> EXTRACTED INFORMATION:
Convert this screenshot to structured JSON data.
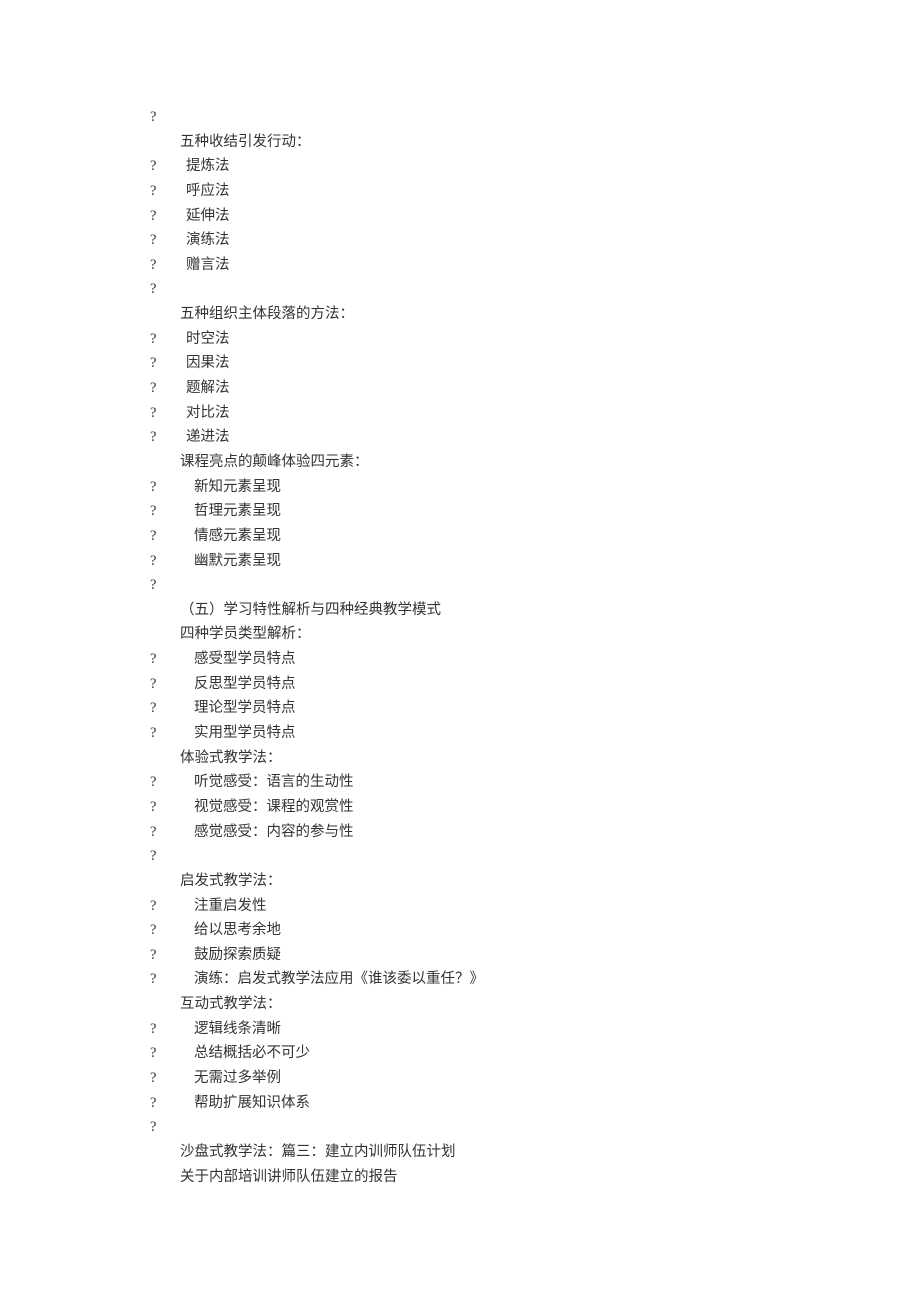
{
  "lines": [
    {
      "type": "q",
      "text": ""
    },
    {
      "type": "indent",
      "text": "五种收结引发行动："
    },
    {
      "type": "qitem",
      "text": "提炼法"
    },
    {
      "type": "qitem",
      "text": "呼应法"
    },
    {
      "type": "qitem",
      "text": "延伸法"
    },
    {
      "type": "qitem",
      "text": "演练法"
    },
    {
      "type": "qitem",
      "text": "赠言法"
    },
    {
      "type": "q",
      "text": ""
    },
    {
      "type": "indent",
      "text": "五种组织主体段落的方法："
    },
    {
      "type": "qitem",
      "text": "时空法"
    },
    {
      "type": "qitem",
      "text": "因果法"
    },
    {
      "type": "qitem",
      "text": "题解法"
    },
    {
      "type": "qitem",
      "text": "对比法"
    },
    {
      "type": "qitem",
      "text": "递进法"
    },
    {
      "type": "indent",
      "text": "课程亮点的颠峰体验四元素："
    },
    {
      "type": "qitem2",
      "text": "新知元素呈现"
    },
    {
      "type": "qitem2",
      "text": "哲理元素呈现"
    },
    {
      "type": "qitem2",
      "text": "情感元素呈现"
    },
    {
      "type": "qitem2",
      "text": "幽默元素呈现"
    },
    {
      "type": "q",
      "text": ""
    },
    {
      "type": "indent",
      "text": "（五）学习特性解析与四种经典教学模式"
    },
    {
      "type": "indent",
      "text": "四种学员类型解析："
    },
    {
      "type": "qitem2",
      "text": "感受型学员特点"
    },
    {
      "type": "qitem2",
      "text": "反思型学员特点"
    },
    {
      "type": "qitem2",
      "text": "理论型学员特点"
    },
    {
      "type": "qitem2",
      "text": "实用型学员特点"
    },
    {
      "type": "indent",
      "text": "体验式教学法："
    },
    {
      "type": "qitem2",
      "text": "听觉感受：语言的生动性"
    },
    {
      "type": "qitem2",
      "text": "视觉感受：课程的观赏性"
    },
    {
      "type": "qitem2",
      "text": "感觉感受：内容的参与性"
    },
    {
      "type": "q",
      "text": ""
    },
    {
      "type": "indent",
      "text": "启发式教学法："
    },
    {
      "type": "qitem2",
      "text": "注重启发性"
    },
    {
      "type": "qitem2",
      "text": "给以思考余地"
    },
    {
      "type": "qitem2",
      "text": "鼓励探索质疑"
    },
    {
      "type": "qitem2",
      "text": "演练：启发式教学法应用《谁该委以重任？》"
    },
    {
      "type": "indent",
      "text": "互动式教学法："
    },
    {
      "type": "qitem2",
      "text": "逻辑线条清晰"
    },
    {
      "type": "qitem2",
      "text": "总结概括必不可少"
    },
    {
      "type": "qitem2",
      "text": "无需过多举例"
    },
    {
      "type": "qitem2",
      "text": "帮助扩展知识体系"
    },
    {
      "type": "q",
      "text": ""
    },
    {
      "type": "indent",
      "text": "沙盘式教学法：篇三：建立内训师队伍计划"
    },
    {
      "type": "indent",
      "text": "关于内部培训讲师队伍建立的报告"
    }
  ]
}
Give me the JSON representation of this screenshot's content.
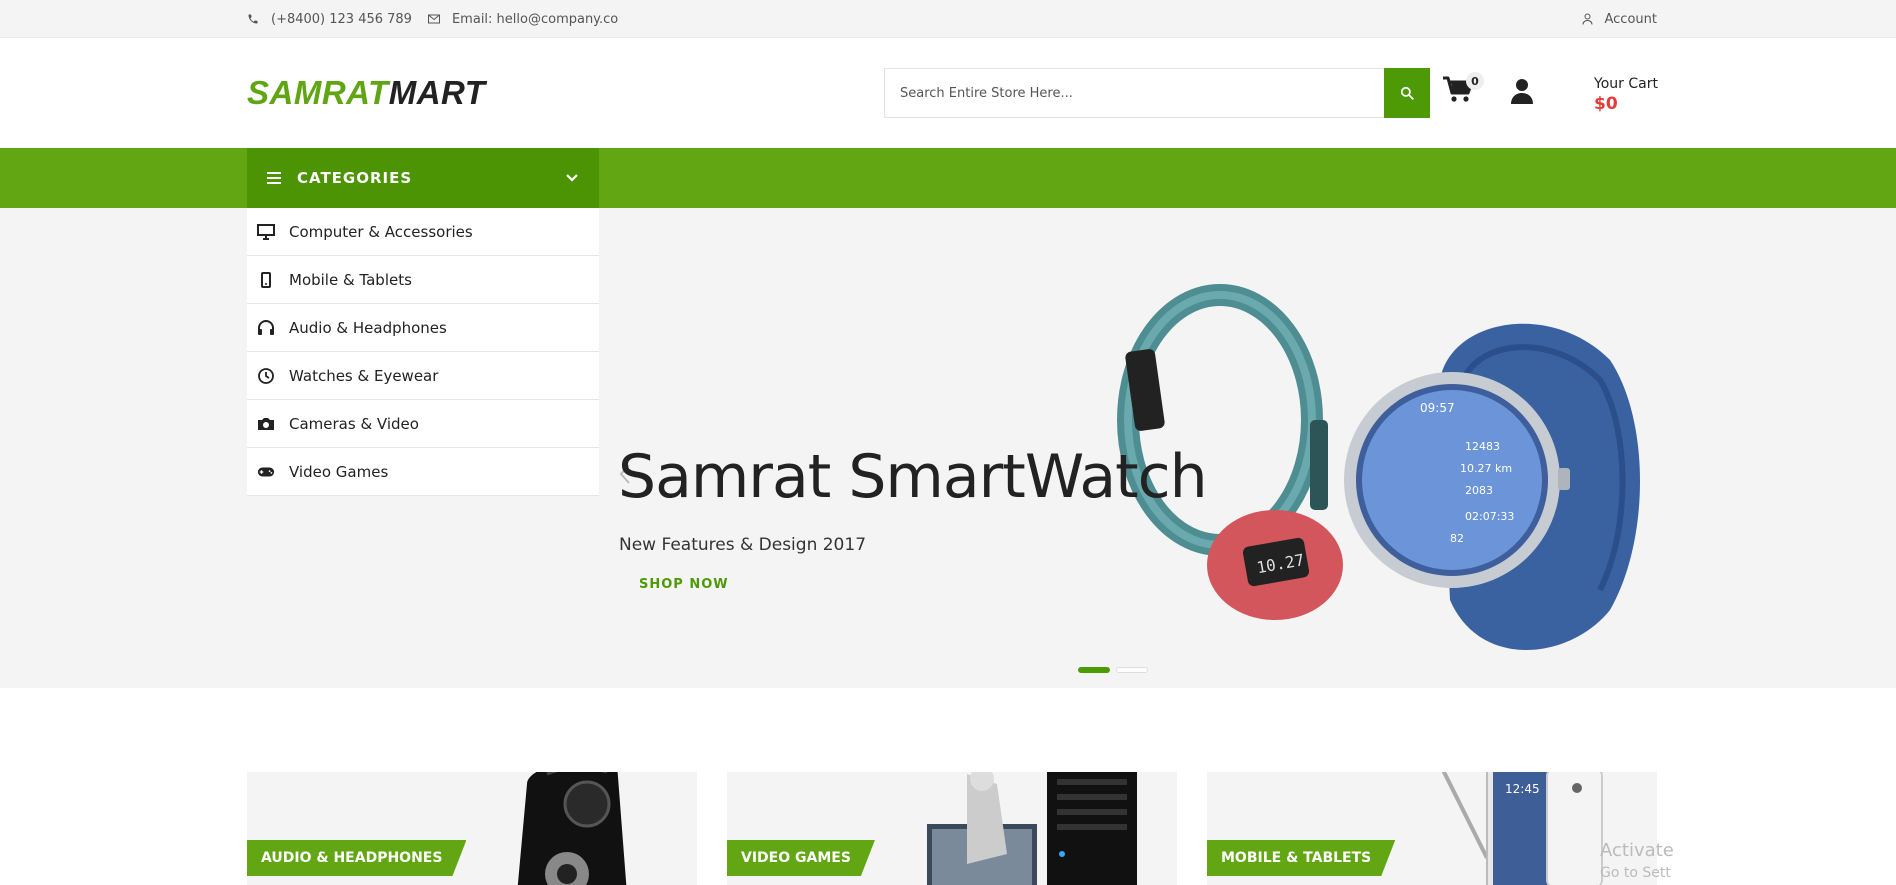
{
  "topbar": {
    "phone": "(+8400) 123 456 789",
    "email": "Email: hello@company.co",
    "account": "Account"
  },
  "header": {
    "logo_part1": "SAMRAT",
    "logo_part2": "MART",
    "search_placeholder": "Search Entire Store Here...",
    "cart_count": "0",
    "cart_label": "Your Cart",
    "cart_amount": "$0"
  },
  "nav": {
    "categories_label": "CATEGORIES"
  },
  "categories": [
    {
      "label": "Computer & Accessories",
      "icon": "monitor-icon"
    },
    {
      "label": "Mobile & Tablets",
      "icon": "mobile-icon"
    },
    {
      "label": "Audio & Headphones",
      "icon": "headphones-icon"
    },
    {
      "label": "Watches & Eyewear",
      "icon": "clock-icon"
    },
    {
      "label": "Cameras & Video",
      "icon": "camera-icon"
    },
    {
      "label": "Video Games",
      "icon": "gamepad-icon"
    }
  ],
  "hero": {
    "title": "Samrat SmartWatch",
    "subtitle": "New Features & Design 2017",
    "cta": "SHOP NOW",
    "slides_total": 2,
    "active_slide": 1
  },
  "banners": [
    {
      "label": "AUDIO & HEADPHONES"
    },
    {
      "label": "VIDEO GAMES"
    },
    {
      "label": "MOBILE & TABLETS"
    }
  ],
  "watermark": {
    "line1": "Activate",
    "line2": "Go to Sett"
  },
  "colors": {
    "brand_green": "#62a713",
    "dark_green": "#4d9404",
    "price_red": "#e63939"
  }
}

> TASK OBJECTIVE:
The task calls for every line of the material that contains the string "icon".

> SOLUTION BELOW:
      "icon": "monitor-icon"
      "icon": "mobile-icon"
      "icon": "headphones-icon"
      "icon": "clock-icon"
      "icon": "camera-icon"
      "icon": "gamepad-icon"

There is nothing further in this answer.